Consistent with our last visit, our main course fish (Blue Moki) was grilled to perfection, to which I would like to point out on both occasions, we paired with a pinot noir. A red wine with fish?! Indeed, a sufficiently elegant pinot noir with fine tannins and a degree of savoury complexity goes very well with the grill-charcoal-broil flavours and the subtle salty/fishy umami nuances of grilled fish. A Pyramid Valley Earth Smoke Pinot Noir 2009 and Rippon Mature Vine Pinot Noir 2010 were equally palate-stimulating fish partners.
And on that note, the wine list here has a good representation of New Zealand’s top producers, with a suitably eclectic mix to keep a Sommelier like me entertained. The selection criteria also appears to be malleable with the list distinctly different between our visits and refreshed enough to have me inquisitively engaged.

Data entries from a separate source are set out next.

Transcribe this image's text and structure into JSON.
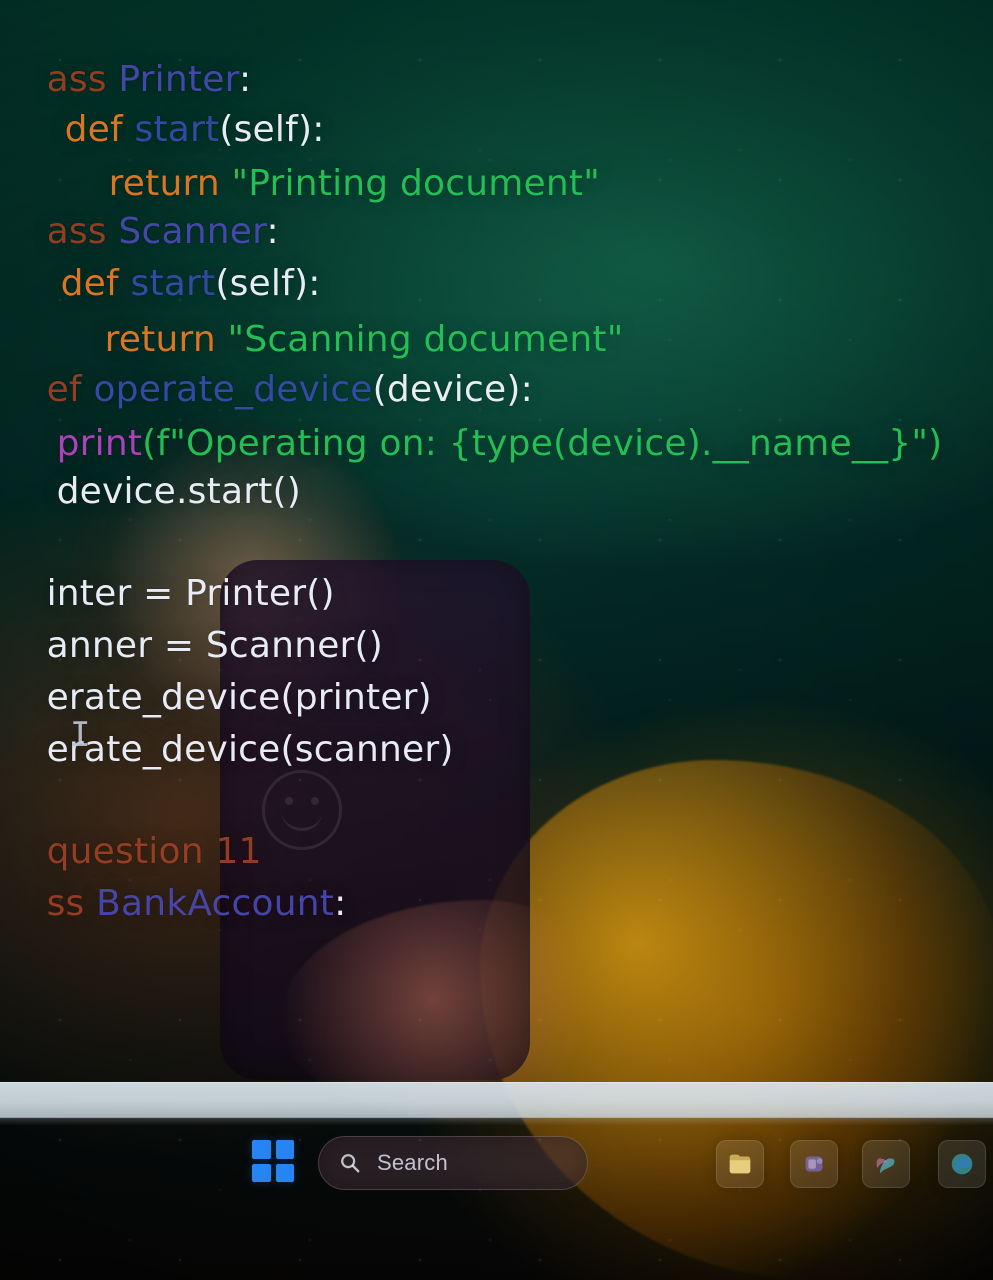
{
  "colors": {
    "keyword": "#d9782a",
    "function": "#5a6fe0",
    "class": "#6f6be0",
    "string": "#23c85a",
    "builtin": "#b946c8",
    "text": "#eef2ff",
    "taskbar_strip": "#d6e2ea",
    "windows_blue": "#288cff"
  },
  "code": {
    "l1_kw": "ass",
    "l1_name": " Printer",
    "l1_tail": ":",
    "l2_kw": "def",
    "l2_name": " start",
    "l2_tail": "(self):",
    "l3_kw": "return",
    "l3_str": " \"Printing document\"",
    "l4_kw": "ass",
    "l4_name": " Scanner",
    "l4_tail": ":",
    "l5_kw": "def",
    "l5_name": " start",
    "l5_tail": "(self):",
    "l6_kw": "return",
    "l6_str": " \"Scanning document\"",
    "l7_kw": "ef",
    "l7_name": " operate_device",
    "l7_tail": "(device):",
    "l8_fn": "print",
    "l8_tail": "(f\"Operating on: {type(device).__name__}\")",
    "l9": "device.start()",
    "l10": "inter = Printer()",
    "l11": "anner = Scanner()",
    "l12": "erate_device(printer)",
    "l13": "erate_device(scanner)",
    "l14": "question 11",
    "l15_kw": "ss",
    "l15_name": " BankAccount",
    "l15_tail": ":"
  },
  "icons": {
    "text_cursor": "I-beam-cursor",
    "start": "windows-logo-icon",
    "search": "search-icon",
    "files": "file-explorer-icon",
    "teams": "teams-icon",
    "copilot": "copilot-icon",
    "edge": "edge-icon"
  },
  "taskbar": {
    "search_label": "Search"
  }
}
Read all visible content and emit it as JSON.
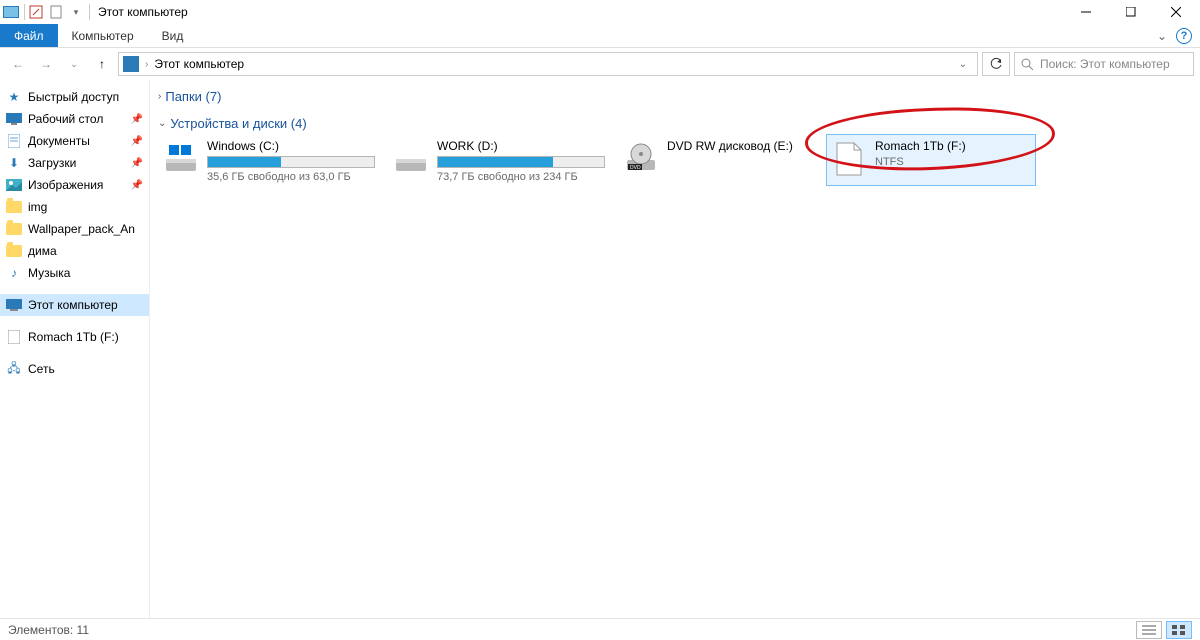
{
  "window": {
    "title": "Этот компьютер"
  },
  "ribbon": {
    "file": "Файл",
    "tabs": [
      "Компьютер",
      "Вид"
    ]
  },
  "breadcrumb": {
    "location": "Этот компьютер"
  },
  "search": {
    "placeholder": "Поиск: Этот компьютер"
  },
  "sidebar": {
    "quick": {
      "label": "Быстрый доступ"
    },
    "items": [
      {
        "label": "Рабочий стол",
        "pinned": true
      },
      {
        "label": "Документы",
        "pinned": true
      },
      {
        "label": "Загрузки",
        "pinned": true
      },
      {
        "label": "Изображения",
        "pinned": true
      },
      {
        "label": "img",
        "pinned": false
      },
      {
        "label": "Wallpaper_pack_An",
        "pinned": false
      },
      {
        "label": "дима",
        "pinned": false
      },
      {
        "label": "Музыка",
        "pinned": false
      }
    ],
    "this_pc": {
      "label": "Этот компьютер"
    },
    "drive_f": {
      "label": "Romach 1Tb (F:)"
    },
    "network": {
      "label": "Сеть"
    }
  },
  "sections": {
    "folders": {
      "title": "Папки (7)"
    },
    "drives": {
      "title": "Устройства и диски (4)"
    }
  },
  "drives": [
    {
      "name": "Windows (C:)",
      "free_text": "35,6 ГБ свободно из 63,0 ГБ",
      "fill_pct": 44,
      "kind": "disk"
    },
    {
      "name": "WORK (D:)",
      "free_text": "73,7 ГБ свободно из 234 ГБ",
      "fill_pct": 69,
      "kind": "disk"
    },
    {
      "name": "DVD RW дисковод (E:)",
      "free_text": "",
      "fill_pct": null,
      "kind": "dvd"
    },
    {
      "name": "Romach 1Tb (F:)",
      "free_text": "NTFS",
      "fill_pct": null,
      "kind": "blank",
      "selected": true
    }
  ],
  "status": {
    "text": "Элементов: 11"
  }
}
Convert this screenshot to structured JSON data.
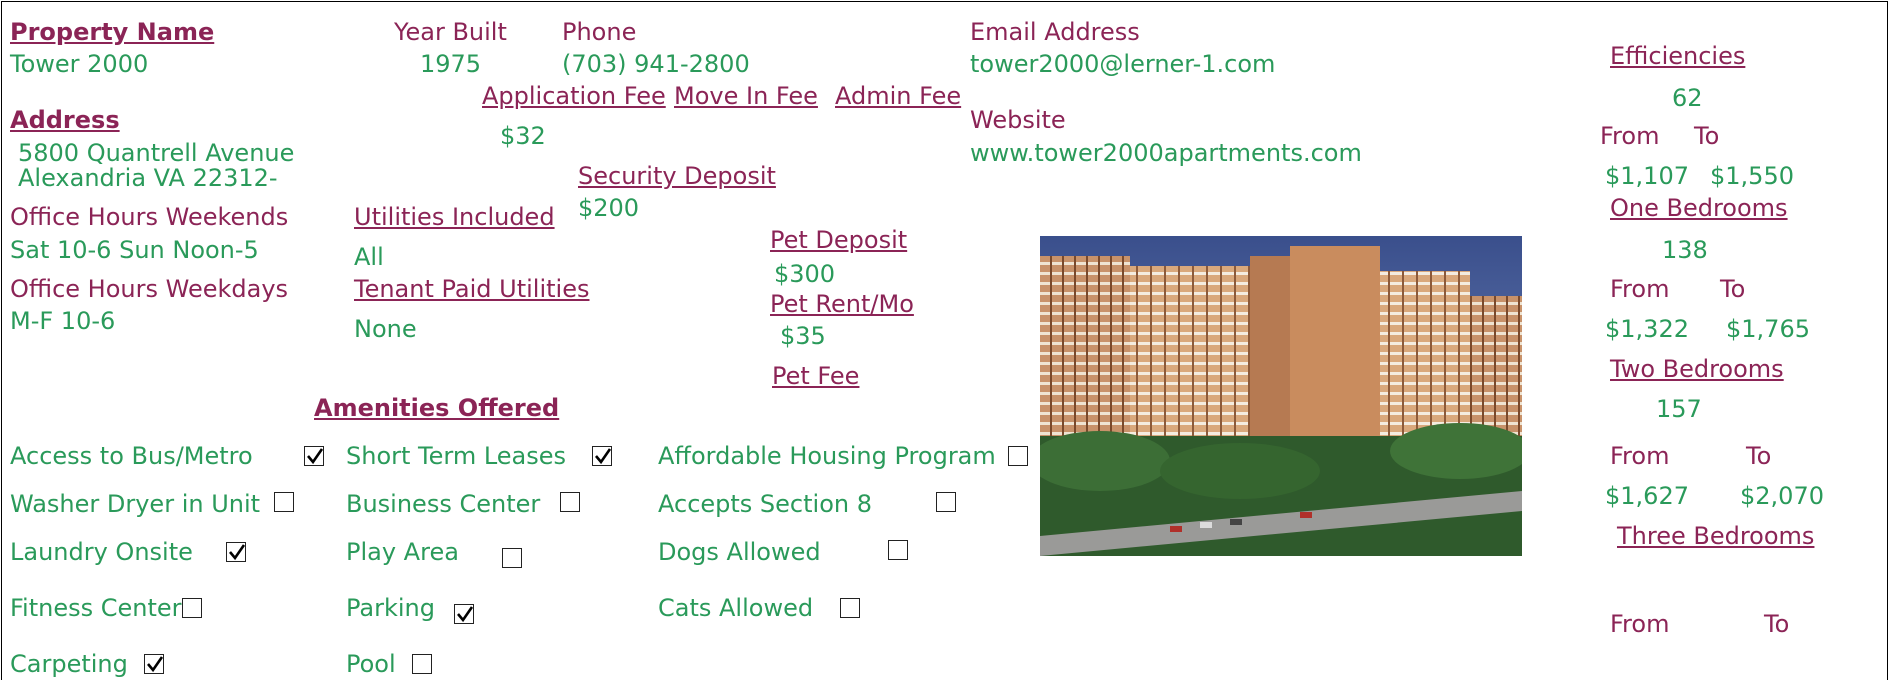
{
  "property": {
    "name_label": "Property Name",
    "name": "Tower 2000",
    "address_label": "Address",
    "address_line1": "5800 Quantrell Avenue",
    "address_line2": "Alexandria VA 22312-"
  },
  "office": {
    "weekends_label": "Office Hours Weekends",
    "weekends": "Sat 10-6 Sun Noon-5",
    "weekdays_label": "Office Hours Weekdays",
    "weekdays": "M-F 10-6"
  },
  "details": {
    "year_label": "Year Built",
    "year": "1975",
    "phone_label": "Phone",
    "phone": "(703) 941-2800",
    "app_fee_label": "Application Fee",
    "app_fee": "$32",
    "move_in_fee_label": "Move In Fee",
    "admin_fee_label": "Admin Fee",
    "security_label": "Security Deposit",
    "security": "$200",
    "utilities_label": "Utilities Included",
    "utilities": "All",
    "tenant_utilities_label": "Tenant Paid Utilities",
    "tenant_utilities": "None",
    "pet_deposit_label": "Pet Deposit",
    "pet_deposit": "$300",
    "pet_rent_label": "Pet Rent/Mo",
    "pet_rent": "$35",
    "pet_fee_label": "Pet Fee"
  },
  "contact": {
    "email_label": "Email Address",
    "email": "tower2000@lerner-1.com",
    "website_label": "Website",
    "website": "www.tower2000apartments.com"
  },
  "amenities": {
    "title": "Amenities Offered",
    "items": [
      {
        "label": "Access to Bus/Metro",
        "checked": true
      },
      {
        "label": "Short Term Leases",
        "checked": true
      },
      {
        "label": "Affordable Housing Program",
        "checked": false
      },
      {
        "label": "Washer Dryer in Unit",
        "checked": false
      },
      {
        "label": "Business Center",
        "checked": false
      },
      {
        "label": "Accepts Section 8",
        "checked": false
      },
      {
        "label": "Laundry Onsite",
        "checked": true
      },
      {
        "label": "Play Area",
        "checked": false
      },
      {
        "label": "Dogs Allowed",
        "checked": false
      },
      {
        "label": "Fitness Center",
        "checked": false
      },
      {
        "label": "Parking",
        "checked": true
      },
      {
        "label": "Cats Allowed",
        "checked": false
      },
      {
        "label": "Carpeting",
        "checked": true
      },
      {
        "label": "Pool",
        "checked": false
      }
    ]
  },
  "units": [
    {
      "label": "Efficiencies ",
      "count": "62",
      "from_label": "From",
      "to_label": "To",
      "from": "$1,107",
      "to": "$1,550"
    },
    {
      "label": "One Bedrooms",
      "count": "138",
      "from_label": "From",
      "to_label": "To",
      "from": "$1,322",
      "to": "$1,765"
    },
    {
      "label": "Two Bedrooms",
      "count": "157",
      "from_label": "From",
      "to_label": "To",
      "from": "$1,627",
      "to": "$2,070"
    },
    {
      "label": "Three Bedrooms",
      "count": "",
      "from_label": "From",
      "to_label": "To",
      "from": "",
      "to": ""
    }
  ],
  "colors": {
    "label": "#8b2456",
    "value": "#2a9a5a"
  }
}
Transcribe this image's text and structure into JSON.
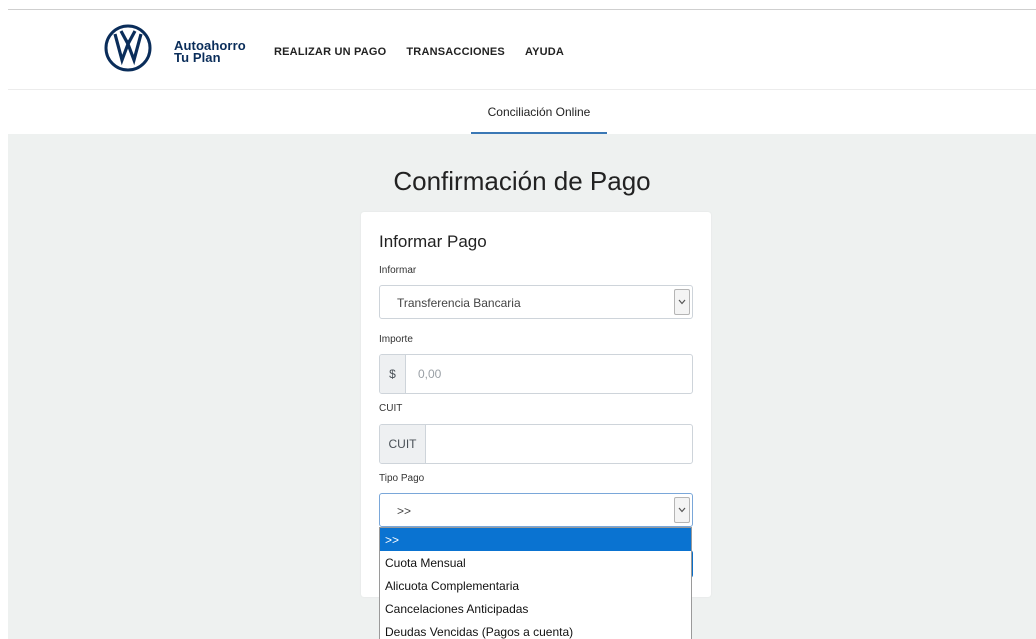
{
  "brand": {
    "line1": "Autoahorro",
    "line2": "Tu Plan"
  },
  "nav": {
    "items": [
      "REALIZAR UN PAGO",
      "TRANSACCIONES",
      "AYUDA"
    ]
  },
  "tab": {
    "label": "Conciliación Online"
  },
  "page": {
    "title": "Confirmación de Pago"
  },
  "form": {
    "title": "Informar Pago",
    "informar": {
      "label": "Informar",
      "value": "Transferencia Bancaria"
    },
    "importe": {
      "label": "Importe",
      "addon": "$",
      "placeholder": "0,00"
    },
    "cuit": {
      "label": "CUIT",
      "addon": "CUIT",
      "value": ""
    },
    "tipo_pago": {
      "label": "Tipo Pago",
      "value": ">>",
      "options": [
        ">>",
        "Cuota Mensual",
        "Alicuota Complementaria",
        "Cancelaciones Anticipadas",
        "Deudas Vencidas (Pagos a cuenta)"
      ],
      "selected_index": 0
    }
  },
  "colors": {
    "brand_navy": "#0a2d5a",
    "accent_blue": "#0a73d1",
    "tab_underline": "#3a78b5",
    "background": "#eef1f0"
  },
  "icons": {
    "logo": "vw-logo-icon",
    "select_arrow": "chevron-down-icon"
  }
}
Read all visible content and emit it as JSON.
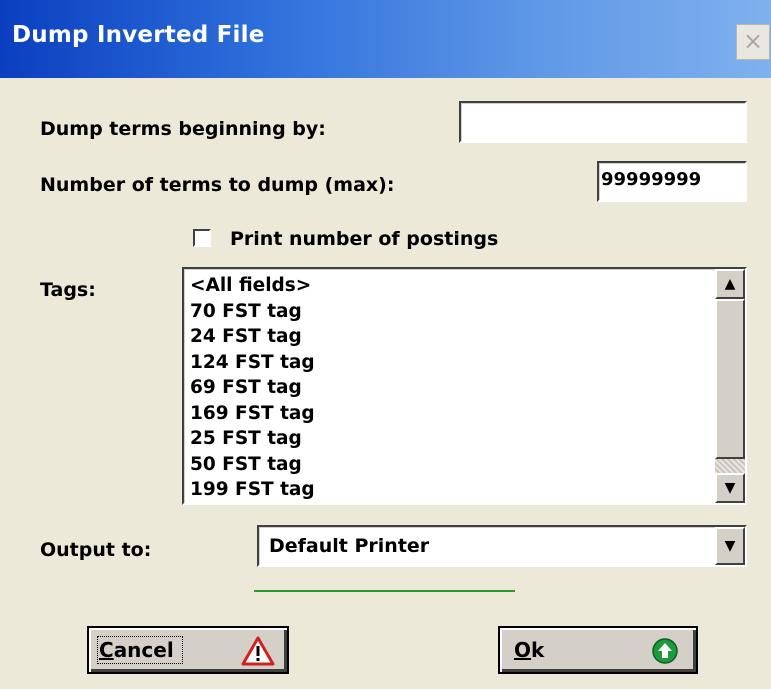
{
  "window": {
    "title": "Dump Inverted File",
    "close_glyph": "×"
  },
  "fields": {
    "begin_label": "Dump terms beginning by:",
    "begin_value": "",
    "number_label": "Number of terms to dump (max):",
    "number_value": "99999999",
    "checkbox_label": "Print number of postings",
    "checkbox_checked": false
  },
  "tags": {
    "label": "Tags:",
    "items": [
      "<All fields>",
      "70 FST tag",
      "24 FST tag",
      "124 FST tag",
      "69 FST tag",
      "169 FST tag",
      "25 FST tag",
      "50 FST tag",
      "199 FST tag"
    ]
  },
  "output": {
    "label": "Output to:",
    "selected": "Default Printer"
  },
  "buttons": {
    "cancel_label": "Cancel",
    "cancel_mnemonic": "C",
    "cancel_rest": "ancel",
    "ok_label": "Ok",
    "ok_mnemonic": "O",
    "ok_rest": "k"
  },
  "icons": {
    "warning_icon": "warning-triangle",
    "ok_icon": "green-up-arrow-circle",
    "scroll_up": "▲",
    "scroll_down": "▼"
  },
  "colors": {
    "title_start": "#0a3fbf",
    "title_end": "#7fb1ee",
    "dialog_bg": "#ece9d8",
    "progress": "#2e9a2e",
    "ok_icon_green": "#1f9a3a",
    "warning_red": "#d02020"
  }
}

Expert advice is also on hand with front of house manager Ryan Mckenna who has wine in his DNA.
So, there you have it, the Wandering Palate circumnavigating the globe several times, just to bring to you informed commentary and advice on where to have the ‘Best Meal of the Year’. And if I can travel 40,000km for a seafood fix, surely Wellingtonians can go that extra mile, or 15 minute drive and treat themselves (regularly) to some of the most awesome fish and shellfish in the world, cooked to perfection, within the most stunning of views, for not a lot of money.
If you are coming from further afield, say Timaru or New York; Wellington is a wonderful city to visit with an abundance of good eating and culture, and within spittoon distance of the Marlborough and Martinborough wine regions.
Oh, just in case you don’t like fish…and I don’t want to confuse you, but Bosley also does a brilliant Roast Canterbury Duck Breast… and Hot Pot of Slow Cooked Pork Shoulder… and seriously good steaks… and there’s always plentiful seaweed, if you’re vegetarian.